Exercise description -
Reproduce the records exactly, but not the pictures.
————————
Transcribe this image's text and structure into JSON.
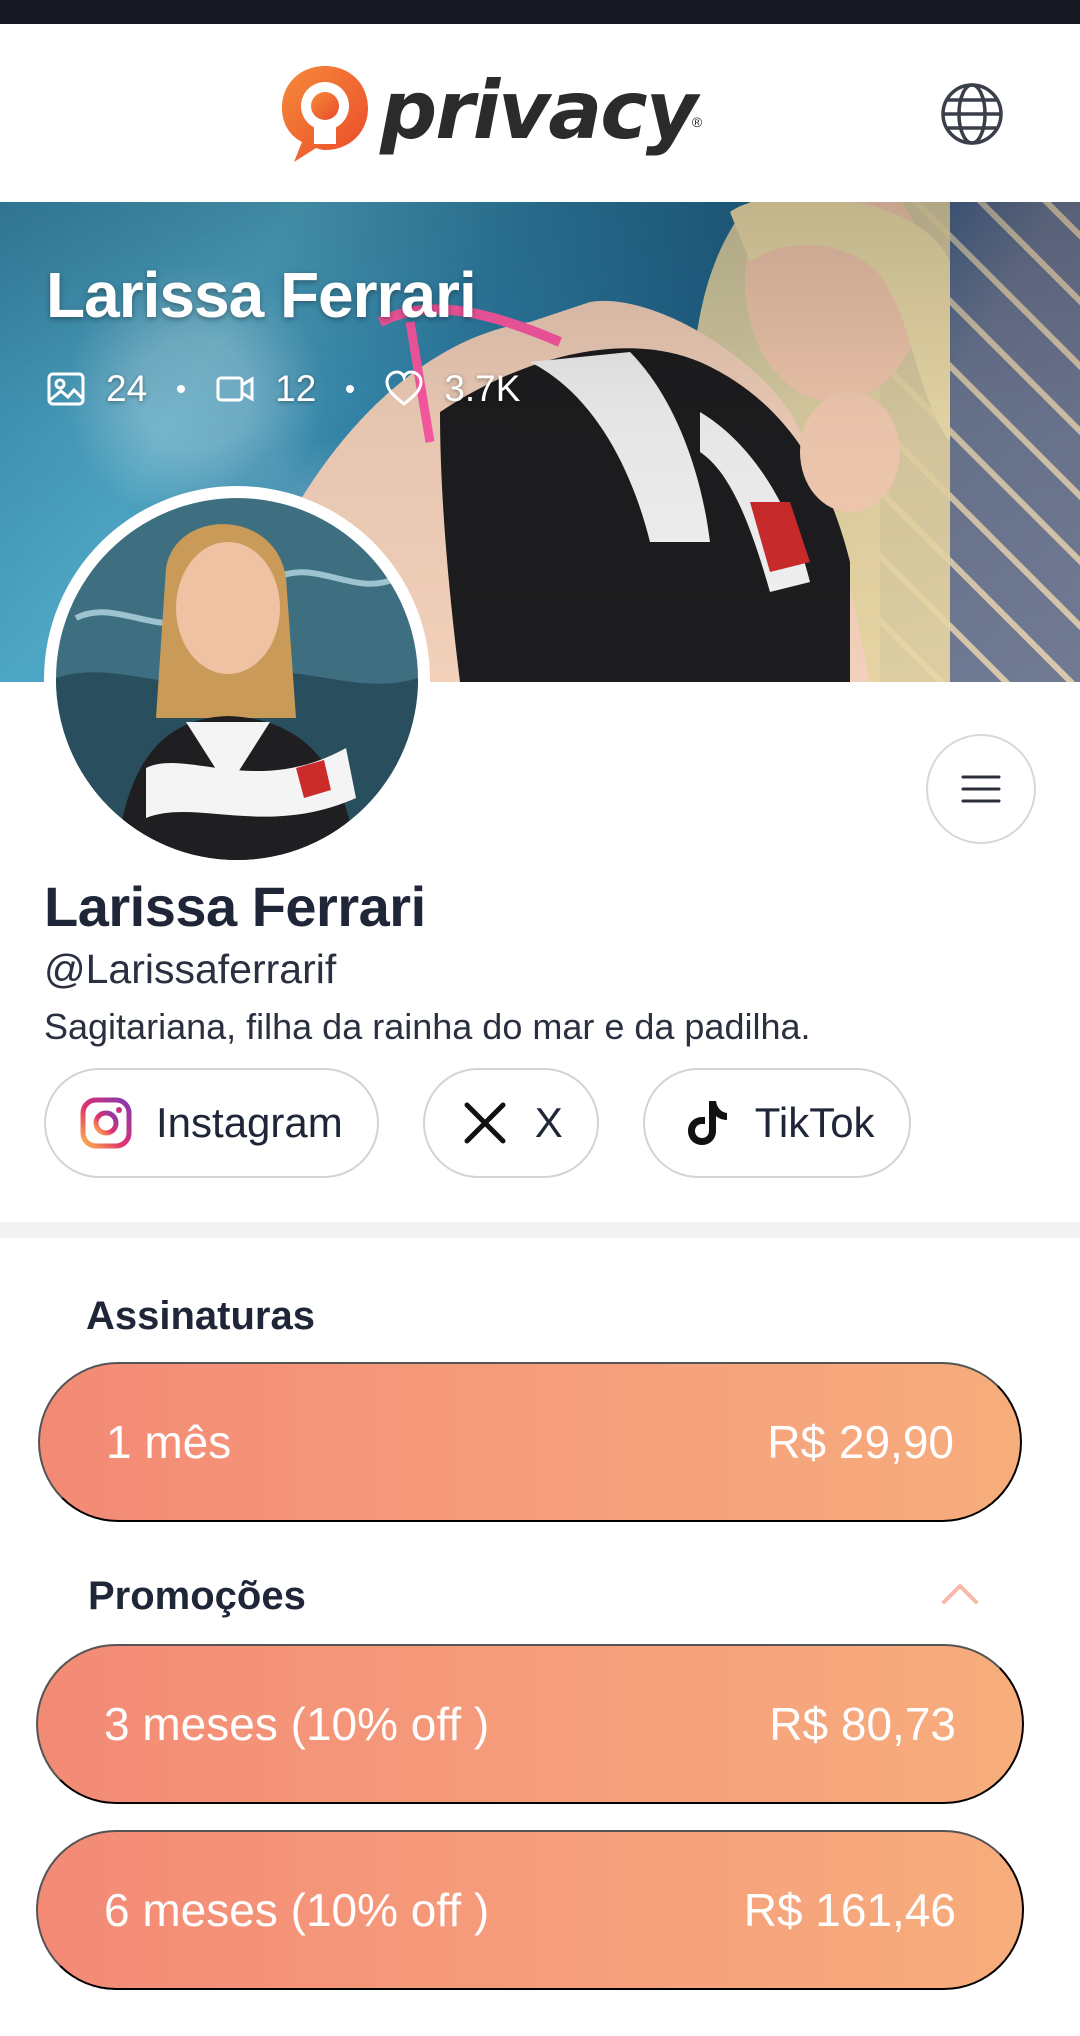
{
  "brand": {
    "name": "privacy",
    "reg_mark": "®",
    "accent": "#f26a3d"
  },
  "icons": {
    "globe": "globe-icon",
    "menu": "hamburger-menu-icon",
    "photos": "image-icon",
    "videos": "video-icon",
    "likes": "heart-icon"
  },
  "cover": {
    "name": "Larissa Ferrari",
    "stats": {
      "photos": "24",
      "videos": "12",
      "likes": "3.7K"
    }
  },
  "profile": {
    "name": "Larissa Ferrari",
    "handle": "@Larissaferrarif",
    "bio": "Sagitariana, filha da rainha do mar e da padilha."
  },
  "socials": [
    {
      "label": "Instagram",
      "icon": "instagram-icon"
    },
    {
      "label": "X",
      "icon": "x-icon"
    },
    {
      "label": "TikTok",
      "icon": "tiktok-icon"
    }
  ],
  "subscriptions": {
    "title": "Assinaturas",
    "plans": [
      {
        "label": "1 mês",
        "price": "R$ 29,90"
      }
    ]
  },
  "promotions": {
    "title": "Promoções",
    "expanded": true,
    "plans": [
      {
        "label": "3 meses (10% off )",
        "price": "R$ 80,73"
      },
      {
        "label": "6 meses (10% off )",
        "price": "R$ 161,46"
      }
    ]
  },
  "colors": {
    "plan_gradient_start": "#f38a76",
    "plan_gradient_end": "#f7ad7c",
    "text_dark": "#1f2638"
  }
}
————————
Solved problem -
Transcribe this image's text and structure into JSON.
{
  "brand": {
    "name": "privacy",
    "reg_mark": "®",
    "accent": "#f26a3d"
  },
  "icons": {
    "globe": "globe-icon",
    "menu": "hamburger-menu-icon",
    "photos": "image-icon",
    "videos": "video-icon",
    "likes": "heart-icon"
  },
  "cover": {
    "name": "Larissa Ferrari",
    "stats": {
      "photos": "24",
      "videos": "12",
      "likes": "3.7K"
    }
  },
  "profile": {
    "name": "Larissa Ferrari",
    "handle": "@Larissaferrarif",
    "bio": "Sagitariana, filha da rainha do mar e da padilha."
  },
  "socials": [
    {
      "label": "Instagram",
      "icon": "instagram-icon"
    },
    {
      "label": "X",
      "icon": "x-icon"
    },
    {
      "label": "TikTok",
      "icon": "tiktok-icon"
    }
  ],
  "subscriptions": {
    "title": "Assinaturas",
    "plans": [
      {
        "label": "1 mês",
        "price": "R$ 29,90"
      }
    ]
  },
  "promotions": {
    "title": "Promoções",
    "expanded": true,
    "plans": [
      {
        "label": "3 meses (10% off )",
        "price": "R$ 80,73"
      },
      {
        "label": "6 meses (10% off )",
        "price": "R$ 161,46"
      }
    ]
  },
  "colors": {
    "plan_gradient_start": "#f38a76",
    "plan_gradient_end": "#f7ad7c",
    "text_dark": "#1f2638"
  }
}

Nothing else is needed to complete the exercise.